Edit: It is traditional in NZ to begin with a Maori greeting. I will end with a Maori proverb: Ka pu te ruha ka hao te rangatahi. (As an old net withers another is remade.)

*The helmet law is a giant shamble in the wrong direction. If you disagree, be kind enough to read and digest this and this before you argue back.

Finally, some good news!

Not from me exactly (I still haven’t been on a bike since the incident a few months ago) but down in the capital, Wellington, there’s a rational new mayor:

The capital’s new mayor… jumped on her bike to ride to the Wellington City Council building when the election results were announced this week.

As a councillor, Ms Wade-Brown rarely claimed travel expenses because of her commitment to commuting by bicycle. She said she hoped to still cycle to work when practical. “I’ve always stood for good transport choices.”

From here.

The new Wellington mayor, Celia Wade-Brown (2nd from left)

Sometimes an image sells itself

It is becoming increasinly obvious that the best way to promote cycling is through the spread of positive images of stylish, relaxed, happy, normal people on bikes. This is already common in some of the most advanced and rational countries, the Netherlands, Denmark and Japan. There are plenty of places still lagging behind though. Here’s some inspiration.

I can’t remember where I came across this video, but who wouldn’t want their child’s schoolgrounds to be like this?

Clearly there are steps that local councils and national governments, even individual parent-teacher committees can take towards this vision.

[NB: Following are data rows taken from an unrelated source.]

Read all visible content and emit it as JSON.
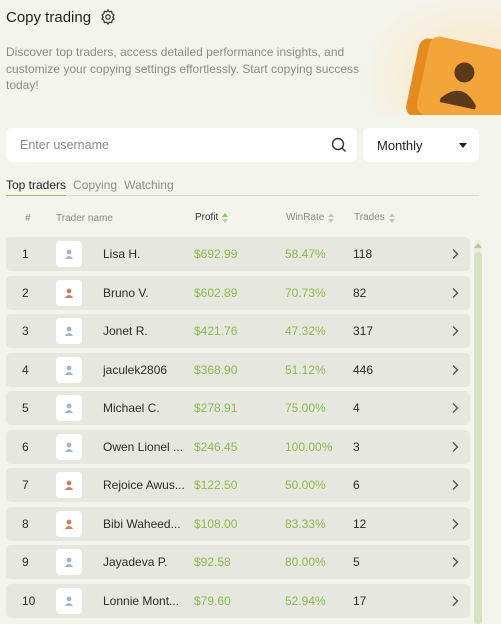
{
  "header": {
    "title": "Copy trading"
  },
  "description": "Discover top traders, access detailed performance insights, and customize your copying settings effortlessly. Start copying success today!",
  "search": {
    "placeholder": "Enter username",
    "value": ""
  },
  "period": {
    "selected": "Monthly"
  },
  "tabs": [
    "Top traders",
    "Copying",
    "Watching"
  ],
  "columns": {
    "rank": "#",
    "name": "Trader name",
    "profit": "Profit",
    "winrate": "WinRate",
    "trades": "Trades"
  },
  "colors": {
    "accent": "#8ab84d",
    "row_bg": "#e6e8df",
    "hero_orange": "#f4a53a"
  },
  "traders": [
    {
      "rank": "1",
      "name": "Lisa H.",
      "profit": "$692.99",
      "winrate": "58.47%",
      "trades": "118",
      "avatar": "user-icon-blue"
    },
    {
      "rank": "2",
      "name": "Bruno V.",
      "profit": "$602.89",
      "winrate": "70.73%",
      "trades": "82",
      "avatar": "user-icon-orange"
    },
    {
      "rank": "3",
      "name": "Jonet R.",
      "profit": "$421.76",
      "winrate": "47.32%",
      "trades": "317",
      "avatar": "user-icon-blue"
    },
    {
      "rank": "4",
      "name": "jaculek2806",
      "profit": "$368.90",
      "winrate": "51.12%",
      "trades": "446",
      "avatar": "user-icon-blue"
    },
    {
      "rank": "5",
      "name": "Michael C.",
      "profit": "$278.91",
      "winrate": "75.00%",
      "trades": "4",
      "avatar": "user-icon-blue"
    },
    {
      "rank": "6",
      "name": "Owen Lionel ...",
      "profit": "$246.45",
      "winrate": "100.00%",
      "trades": "3",
      "avatar": "user-icon-blue"
    },
    {
      "rank": "7",
      "name": "Rejoice Awus...",
      "profit": "$122.50",
      "winrate": "50.00%",
      "trades": "6",
      "avatar": "user-icon-orange"
    },
    {
      "rank": "8",
      "name": "Bibi Waheed...",
      "profit": "$108.00",
      "winrate": "83.33%",
      "trades": "12",
      "avatar": "user-icon-orange"
    },
    {
      "rank": "9",
      "name": "Jayadeva P.",
      "profit": "$92.58",
      "winrate": "80.00%",
      "trades": "5",
      "avatar": "user-icon-blue"
    },
    {
      "rank": "10",
      "name": "Lonnie Mont...",
      "profit": "$79.60",
      "winrate": "52.94%",
      "trades": "17",
      "avatar": "user-icon-blue"
    }
  ]
}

The most fundamental aspect is safety.

The cheapest and easiest actions are probably to lower the speed limits around the school, reduce or remove parking spaces from the school grounds, provide safe and plentiful bicycle parking, and bring in a car-free day once a week to wean parents off the habit slowly.

Better long-term planning (also relatively inexpensive) would see streets around the school become ‘complete streets‘ and safe and direct bicycle and pedestrian routes connecting the school to local neighbourhoods, and free and available bicycle training for children (and adults).

Quote of the Day: the environment invites you

I always thought I cycled a lot when I lived in the UK, but in this country the environment invites you to cycle more than you would otherwise. [emphasis added]

Basic bicycle infrastructure, via David Hembrow

from David Hembrow in the Netherlands

People first (not cars)


Happy faces.

No faces.

A good chance to bring up best practice ideas, such as:
1. Pedestrians
2. People with mobility problems
3. Bicyclists
4. Public transport users (including rail, bus, coach, water, taxi)
5. Powered two-wheelers
6. Commercial or business users (including deliveries)
7. Car-borne shoppers and visitors
8. Car-borne commuters